Wikipedia a good source to begin with, but not for primary research

Students hear it all the time when preparing to write academic papers: “Wikipedia is not a source!” But don’t count Wikipedia out completely.

The online encyclopedia can be easily edited, which makes the credibility of the information questionable. Therefore, it’s perfectly understandable that it should not be cited as a primary source for any research paper.

But the site is a good place to go for a basic overview of information on a certain topic of interest. Some entries lead to other more reliable sources for more detailed information. Wikipedia has also created a monitoring system for some controversial topics through which entries are screened for accuracy. If the information is false, the post is taken down. While this does create a higher level of credibility, users should realize there’s a lag between when an entry is posted and when it is checked for accuracy, and Wikipedia is still not reliable enough to be used for academic research.

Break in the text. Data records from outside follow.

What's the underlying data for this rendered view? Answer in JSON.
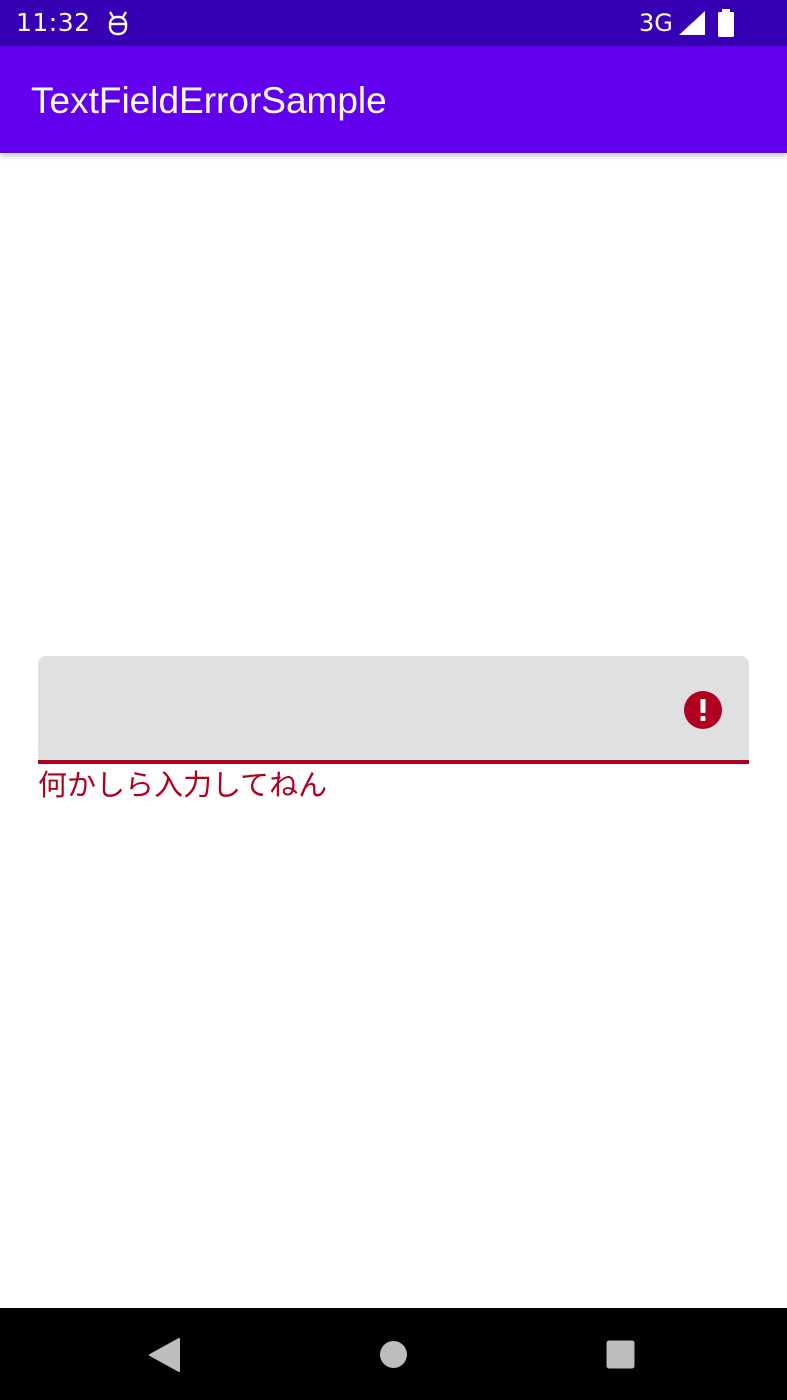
{
  "status_bar": {
    "time": "11:32",
    "notification_icon": "android-debug-icon",
    "network_type": "3G",
    "signal_icon": "cell-signal-icon",
    "battery_icon": "battery-full-icon",
    "background_color": "#3700b3"
  },
  "app_bar": {
    "title": "TextFieldErrorSample",
    "background_color": "#6200ee"
  },
  "text_field": {
    "value": "",
    "state": "error",
    "trailing_icon": "error-icon",
    "error_message": "何かしら入力してねん",
    "error_color": "#b00020",
    "background_color": "#e0e0e0"
  },
  "navigation_bar": {
    "back_icon": "back-triangle-icon",
    "home_icon": "home-circle-icon",
    "recents_icon": "recents-square-icon"
  }
}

While the Internet age has made researching astronomically easier, when working on an academic paper, the library is always one’s friend. While it may be the more time consuming and “old school” option, books often hold more details than other types of sources. Furthermore, academic databases have electronic versions of books on seemingly every topic imaginable.

Special projects editor Courtney Jay for the editorial board.